---- INFORMATION GIVEN
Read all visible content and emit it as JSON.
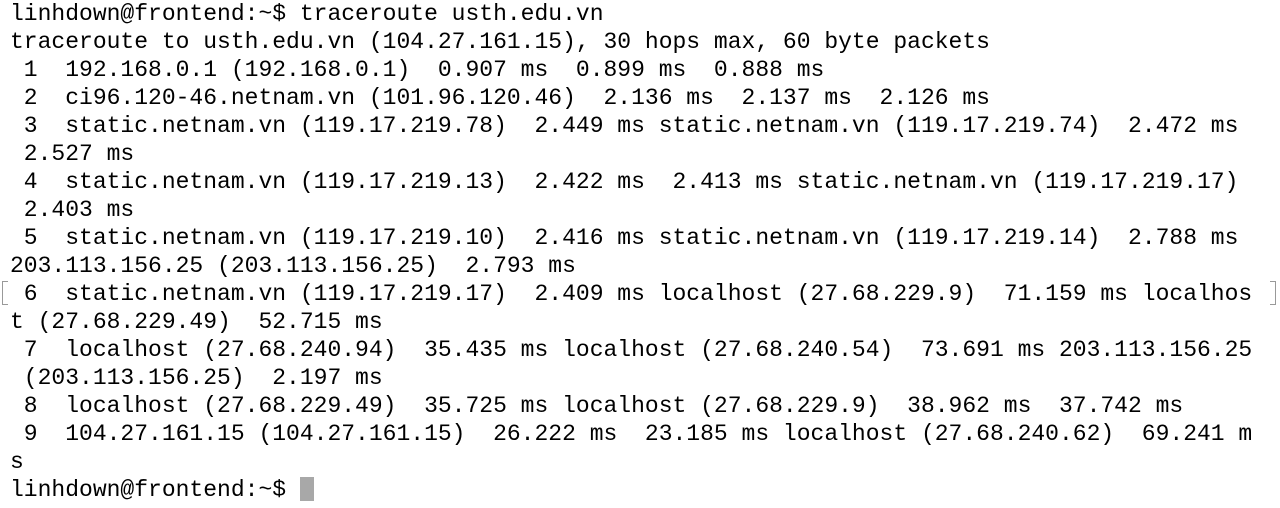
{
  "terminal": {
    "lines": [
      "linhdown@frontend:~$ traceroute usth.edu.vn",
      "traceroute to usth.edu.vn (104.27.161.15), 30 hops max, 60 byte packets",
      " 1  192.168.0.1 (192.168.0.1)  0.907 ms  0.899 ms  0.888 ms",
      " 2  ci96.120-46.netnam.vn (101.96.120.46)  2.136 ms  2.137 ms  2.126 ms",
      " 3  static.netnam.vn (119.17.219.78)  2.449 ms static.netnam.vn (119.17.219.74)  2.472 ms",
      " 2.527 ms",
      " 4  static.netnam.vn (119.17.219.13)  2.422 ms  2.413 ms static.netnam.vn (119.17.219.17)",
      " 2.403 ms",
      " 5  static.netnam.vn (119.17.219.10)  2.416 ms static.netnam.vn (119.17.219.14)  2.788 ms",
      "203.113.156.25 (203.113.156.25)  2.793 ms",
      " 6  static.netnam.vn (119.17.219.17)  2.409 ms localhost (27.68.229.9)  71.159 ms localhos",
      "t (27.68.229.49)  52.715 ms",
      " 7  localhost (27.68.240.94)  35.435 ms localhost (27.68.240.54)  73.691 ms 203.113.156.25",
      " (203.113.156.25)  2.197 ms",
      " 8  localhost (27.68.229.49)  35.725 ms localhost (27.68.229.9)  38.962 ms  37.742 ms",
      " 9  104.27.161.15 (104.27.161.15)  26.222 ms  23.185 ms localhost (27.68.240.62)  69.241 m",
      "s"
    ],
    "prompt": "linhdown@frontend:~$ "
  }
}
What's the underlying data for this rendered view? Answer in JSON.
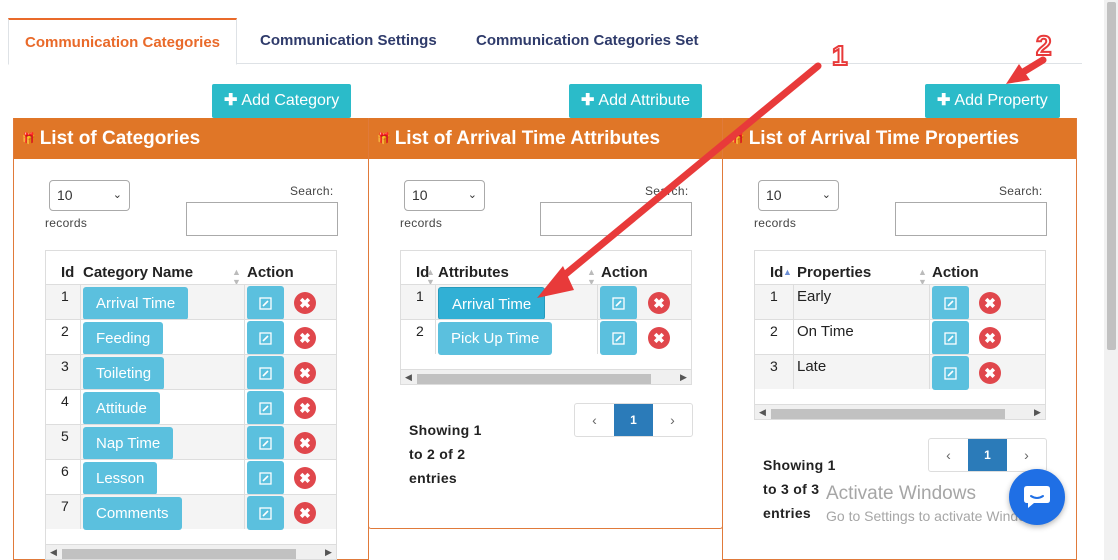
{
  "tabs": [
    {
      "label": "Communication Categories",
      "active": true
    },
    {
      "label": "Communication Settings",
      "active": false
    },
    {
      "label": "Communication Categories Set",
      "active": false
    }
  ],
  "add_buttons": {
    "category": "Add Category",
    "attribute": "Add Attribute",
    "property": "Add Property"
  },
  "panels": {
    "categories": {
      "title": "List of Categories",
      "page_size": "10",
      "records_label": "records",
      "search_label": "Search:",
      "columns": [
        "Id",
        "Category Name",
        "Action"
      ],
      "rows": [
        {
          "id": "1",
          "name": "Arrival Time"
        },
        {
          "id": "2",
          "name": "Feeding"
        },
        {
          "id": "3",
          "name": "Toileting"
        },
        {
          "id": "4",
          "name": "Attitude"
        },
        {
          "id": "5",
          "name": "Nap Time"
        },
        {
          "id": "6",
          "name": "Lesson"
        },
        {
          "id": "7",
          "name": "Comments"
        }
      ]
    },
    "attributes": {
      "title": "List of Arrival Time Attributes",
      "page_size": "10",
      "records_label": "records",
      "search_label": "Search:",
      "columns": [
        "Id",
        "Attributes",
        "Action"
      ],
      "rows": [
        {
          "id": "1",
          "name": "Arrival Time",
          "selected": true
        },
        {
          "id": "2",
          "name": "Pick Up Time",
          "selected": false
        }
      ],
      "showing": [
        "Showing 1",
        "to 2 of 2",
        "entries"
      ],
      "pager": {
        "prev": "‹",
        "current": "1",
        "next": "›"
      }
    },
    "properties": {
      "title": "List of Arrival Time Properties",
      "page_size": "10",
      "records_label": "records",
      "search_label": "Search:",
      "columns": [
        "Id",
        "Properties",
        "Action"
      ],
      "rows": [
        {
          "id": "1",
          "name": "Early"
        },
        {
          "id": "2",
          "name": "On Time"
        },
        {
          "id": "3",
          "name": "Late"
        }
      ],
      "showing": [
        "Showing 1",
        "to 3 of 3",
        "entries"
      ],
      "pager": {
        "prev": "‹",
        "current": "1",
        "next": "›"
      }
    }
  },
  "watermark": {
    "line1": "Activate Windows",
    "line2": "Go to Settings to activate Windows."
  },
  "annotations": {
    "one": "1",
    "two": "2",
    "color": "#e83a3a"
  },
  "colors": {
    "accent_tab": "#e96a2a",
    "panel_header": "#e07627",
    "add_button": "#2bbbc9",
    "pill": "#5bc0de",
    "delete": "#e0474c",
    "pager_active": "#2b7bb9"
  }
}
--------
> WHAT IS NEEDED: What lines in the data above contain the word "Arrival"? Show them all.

> SOLUTION BELOW:
          "name": "Arrival Time"
      "title": "List of Arrival Time Attributes",
          "name": "Arrival Time",
      "title": "List of Arrival Time Properties",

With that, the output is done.